The Supreme Court granted an interlocutory appeal from the superior court that partially granted and partially denied the summary judgment motion filed by Defendants Lakes Region Water Company and Thomas Mason (collectively LRWC). The question before the Court was whether the superior court erred in concluding that Defendants were not exempt from the Consumer Protection Act to the extent that they allegedly misrepresented that the water they provided was safe for use and consumption. Answering in the affirmative, the Supreme Court reversed the trial court’s denial of partial summary judgment as to the claims of the plaintiffs Jo Anne Rainville, Carl Beher, Lisa Mullins d/b/a The Olde Village Store, and approximately fifty others, under the Consumer Protection Act (CPA) which sought damages for alleged misrepresentations about the quality of water provided. View "Rainville v. Lakes Region Water Company, Inc." on Justia Law
Appeal of Countrywide Home Loans, Inc.
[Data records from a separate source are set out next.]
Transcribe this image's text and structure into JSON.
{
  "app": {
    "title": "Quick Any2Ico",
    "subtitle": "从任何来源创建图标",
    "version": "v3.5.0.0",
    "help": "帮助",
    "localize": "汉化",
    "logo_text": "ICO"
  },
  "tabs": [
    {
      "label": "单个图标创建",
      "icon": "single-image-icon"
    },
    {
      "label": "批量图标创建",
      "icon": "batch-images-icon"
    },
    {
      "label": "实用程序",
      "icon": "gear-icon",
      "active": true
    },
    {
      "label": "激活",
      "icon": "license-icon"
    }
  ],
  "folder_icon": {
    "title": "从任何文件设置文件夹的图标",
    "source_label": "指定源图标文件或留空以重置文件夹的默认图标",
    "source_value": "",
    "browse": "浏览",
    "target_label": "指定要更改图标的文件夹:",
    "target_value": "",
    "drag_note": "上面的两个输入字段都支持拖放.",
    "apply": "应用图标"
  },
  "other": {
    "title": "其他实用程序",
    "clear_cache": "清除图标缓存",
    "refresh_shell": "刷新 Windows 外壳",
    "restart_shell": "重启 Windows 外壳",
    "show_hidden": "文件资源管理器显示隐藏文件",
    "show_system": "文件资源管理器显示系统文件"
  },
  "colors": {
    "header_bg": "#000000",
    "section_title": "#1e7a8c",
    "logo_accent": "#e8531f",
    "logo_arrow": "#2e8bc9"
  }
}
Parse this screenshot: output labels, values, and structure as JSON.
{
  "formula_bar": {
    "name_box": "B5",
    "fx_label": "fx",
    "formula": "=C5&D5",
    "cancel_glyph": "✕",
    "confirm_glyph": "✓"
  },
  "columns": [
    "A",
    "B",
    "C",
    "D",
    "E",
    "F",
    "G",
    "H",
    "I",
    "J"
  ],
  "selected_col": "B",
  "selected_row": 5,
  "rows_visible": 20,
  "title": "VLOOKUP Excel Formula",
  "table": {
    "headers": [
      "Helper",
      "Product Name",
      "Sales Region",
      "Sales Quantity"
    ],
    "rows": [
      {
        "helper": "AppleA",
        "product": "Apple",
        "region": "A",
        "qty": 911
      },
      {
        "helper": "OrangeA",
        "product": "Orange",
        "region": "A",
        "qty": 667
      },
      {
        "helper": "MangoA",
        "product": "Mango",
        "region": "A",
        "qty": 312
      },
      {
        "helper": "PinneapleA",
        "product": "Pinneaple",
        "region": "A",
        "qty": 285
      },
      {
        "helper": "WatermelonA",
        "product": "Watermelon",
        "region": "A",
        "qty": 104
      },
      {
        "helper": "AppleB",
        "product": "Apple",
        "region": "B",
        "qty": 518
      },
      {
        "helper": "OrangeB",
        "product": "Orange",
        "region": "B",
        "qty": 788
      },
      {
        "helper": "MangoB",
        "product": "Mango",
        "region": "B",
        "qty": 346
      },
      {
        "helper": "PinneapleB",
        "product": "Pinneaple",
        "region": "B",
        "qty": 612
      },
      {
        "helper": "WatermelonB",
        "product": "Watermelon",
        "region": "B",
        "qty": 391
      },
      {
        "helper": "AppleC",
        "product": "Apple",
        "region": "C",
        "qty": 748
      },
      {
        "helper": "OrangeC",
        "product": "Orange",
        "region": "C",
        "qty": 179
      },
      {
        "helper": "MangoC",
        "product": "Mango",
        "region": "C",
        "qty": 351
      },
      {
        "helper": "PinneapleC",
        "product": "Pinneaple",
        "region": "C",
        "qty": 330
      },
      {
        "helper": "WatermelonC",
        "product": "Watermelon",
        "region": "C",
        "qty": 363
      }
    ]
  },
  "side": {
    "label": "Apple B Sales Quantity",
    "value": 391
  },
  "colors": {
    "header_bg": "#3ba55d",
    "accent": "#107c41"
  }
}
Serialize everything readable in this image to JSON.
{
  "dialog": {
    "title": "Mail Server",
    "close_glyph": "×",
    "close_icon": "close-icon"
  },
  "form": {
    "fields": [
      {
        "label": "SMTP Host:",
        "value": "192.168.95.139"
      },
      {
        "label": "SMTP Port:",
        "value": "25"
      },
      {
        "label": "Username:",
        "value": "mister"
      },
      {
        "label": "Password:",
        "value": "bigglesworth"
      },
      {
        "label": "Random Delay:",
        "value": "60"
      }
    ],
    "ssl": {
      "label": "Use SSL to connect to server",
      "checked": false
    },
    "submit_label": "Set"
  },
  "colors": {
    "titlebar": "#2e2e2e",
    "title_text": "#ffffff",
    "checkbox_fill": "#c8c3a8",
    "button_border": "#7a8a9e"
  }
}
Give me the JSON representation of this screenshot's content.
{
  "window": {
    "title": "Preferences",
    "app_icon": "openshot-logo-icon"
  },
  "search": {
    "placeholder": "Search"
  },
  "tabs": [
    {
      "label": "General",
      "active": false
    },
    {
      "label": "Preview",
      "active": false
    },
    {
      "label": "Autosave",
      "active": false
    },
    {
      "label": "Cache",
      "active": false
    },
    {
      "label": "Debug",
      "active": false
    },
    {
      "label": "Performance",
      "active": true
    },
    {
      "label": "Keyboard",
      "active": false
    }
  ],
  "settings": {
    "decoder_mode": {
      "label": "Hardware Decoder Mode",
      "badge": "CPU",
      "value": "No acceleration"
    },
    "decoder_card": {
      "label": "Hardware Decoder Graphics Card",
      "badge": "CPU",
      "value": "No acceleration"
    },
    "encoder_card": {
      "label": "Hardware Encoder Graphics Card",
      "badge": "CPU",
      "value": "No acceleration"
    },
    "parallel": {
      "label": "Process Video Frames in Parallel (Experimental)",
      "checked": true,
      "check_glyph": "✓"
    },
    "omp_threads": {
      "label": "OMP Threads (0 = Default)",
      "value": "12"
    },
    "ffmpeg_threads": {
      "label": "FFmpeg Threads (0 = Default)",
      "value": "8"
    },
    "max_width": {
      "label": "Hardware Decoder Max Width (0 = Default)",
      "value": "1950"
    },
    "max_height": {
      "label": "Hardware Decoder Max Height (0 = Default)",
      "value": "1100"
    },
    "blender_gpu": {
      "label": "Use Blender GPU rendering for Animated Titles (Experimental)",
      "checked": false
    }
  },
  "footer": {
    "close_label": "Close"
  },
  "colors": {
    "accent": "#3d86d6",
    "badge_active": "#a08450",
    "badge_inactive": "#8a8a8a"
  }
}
Petitioner Countrywide Home Loans, Inc. appealed an award by the Commissioner of the State Banking Department in favor of Respondent Rachel Nicholson based on claims under the Consumer Protection Act. The issue stemmed from Respondent contacting Countrywide in 2005 in order to purchase a house. She spoke with two Countrywide agents who promised that they would "investigate and present her with the best [financing] program." At the hearing before the Commissioner, Respondent testified the agents orally approved her for a 30-year fixed rate mortgage loan at 6% interest. Thereafter, Respondent spoke with agents on a weekly basis regarding the property purchase and loan. The agents did not raise any problems with the loan application until two days before the scheduled closing date. On that day, despite the fact that there were no changes in Respondent's employment status or credit since the application had been filed, the agents informed her that Countrywide would not be able to grant a fixed interest loan for the amount she needed. They informed her that to purchase the home, she would need to apply for two different loans. On the scheduled closing date, as instructed by the agents, Respondent applied for two new loans at higher rates of interest but for shorter durations. After multiple hearings, the Commissioner ultimately entered an order ruling that Countrywide had committed "an unfair or deceptive practice" under state law, and ordered that Countrywide reimburse Respondent for all monies paid prior to, at and after closing, as well as discharge the first mortgage and void the second. Furthermore, Countrywide was ordered to quitclaim the property to Respondent. Finding that the Commissioner should not have granted a hearing on the merits of Respondent's claims, the Supreme Court vacated the award entered in her favor. View "Appeal of Countrywide Home Loans, Inc. " on Justia Law